What the task requires:
Should an entry contain an image, omit it and repeat the rest exactly.

Website and app data records:
• • • •
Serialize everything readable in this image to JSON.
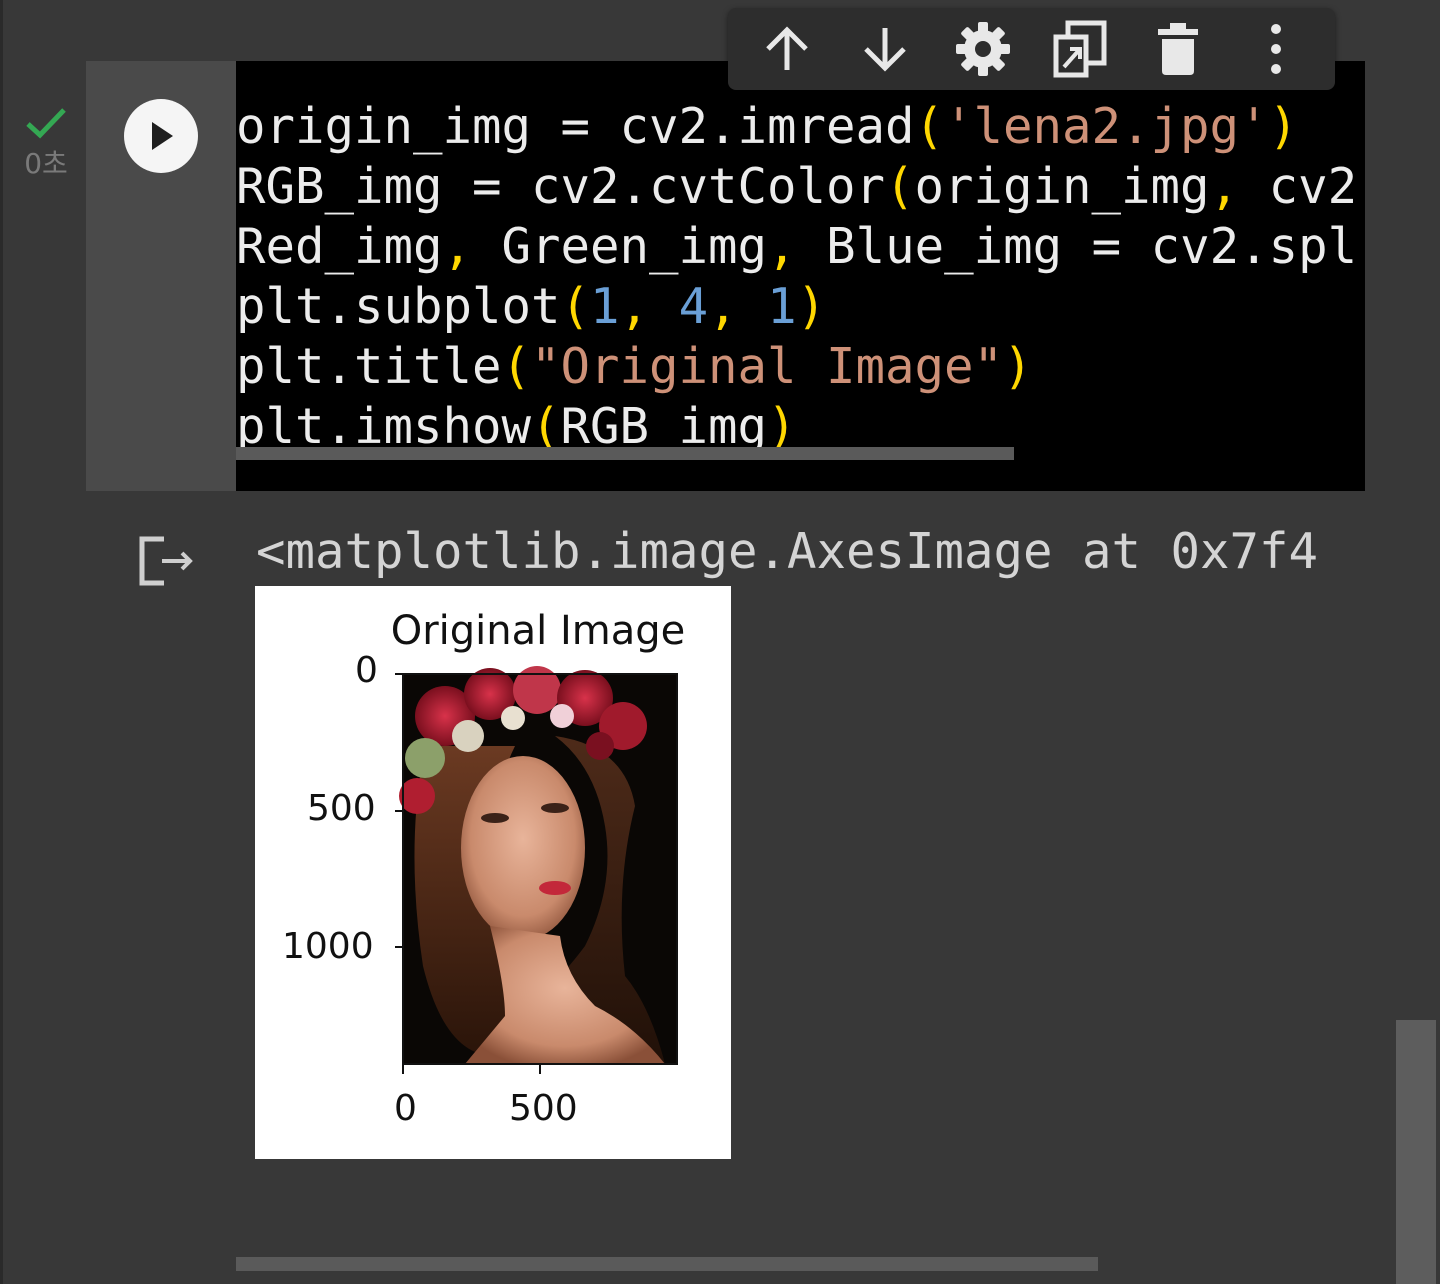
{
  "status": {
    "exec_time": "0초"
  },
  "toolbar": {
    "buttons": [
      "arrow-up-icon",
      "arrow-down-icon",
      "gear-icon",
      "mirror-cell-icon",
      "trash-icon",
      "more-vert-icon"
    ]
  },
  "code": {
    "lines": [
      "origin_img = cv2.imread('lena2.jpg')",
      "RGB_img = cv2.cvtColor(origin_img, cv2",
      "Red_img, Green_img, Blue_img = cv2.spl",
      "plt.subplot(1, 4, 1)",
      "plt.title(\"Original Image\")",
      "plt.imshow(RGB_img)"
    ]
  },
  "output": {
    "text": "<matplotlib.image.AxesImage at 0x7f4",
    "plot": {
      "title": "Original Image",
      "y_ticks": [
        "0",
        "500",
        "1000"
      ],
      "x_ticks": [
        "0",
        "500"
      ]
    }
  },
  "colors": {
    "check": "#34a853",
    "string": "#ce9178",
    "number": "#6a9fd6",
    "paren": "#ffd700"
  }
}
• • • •
Exercise answer:
Serialize everything readable in this image to JSON.
{
  "status": {
    "exec_time": "0초"
  },
  "toolbar": {
    "buttons": [
      "arrow-up-icon",
      "arrow-down-icon",
      "gear-icon",
      "mirror-cell-icon",
      "trash-icon",
      "more-vert-icon"
    ]
  },
  "code": {
    "lines": [
      "origin_img = cv2.imread('lena2.jpg')",
      "RGB_img = cv2.cvtColor(origin_img, cv2",
      "Red_img, Green_img, Blue_img = cv2.spl",
      "plt.subplot(1, 4, 1)",
      "plt.title(\"Original Image\")",
      "plt.imshow(RGB_img)"
    ]
  },
  "output": {
    "text": "<matplotlib.image.AxesImage at 0x7f4",
    "plot": {
      "title": "Original Image",
      "y_ticks": [
        "0",
        "500",
        "1000"
      ],
      "x_ticks": [
        "0",
        "500"
      ]
    }
  },
  "colors": {
    "check": "#34a853",
    "string": "#ce9178",
    "number": "#6a9fd6",
    "paren": "#ffd700"
  }
}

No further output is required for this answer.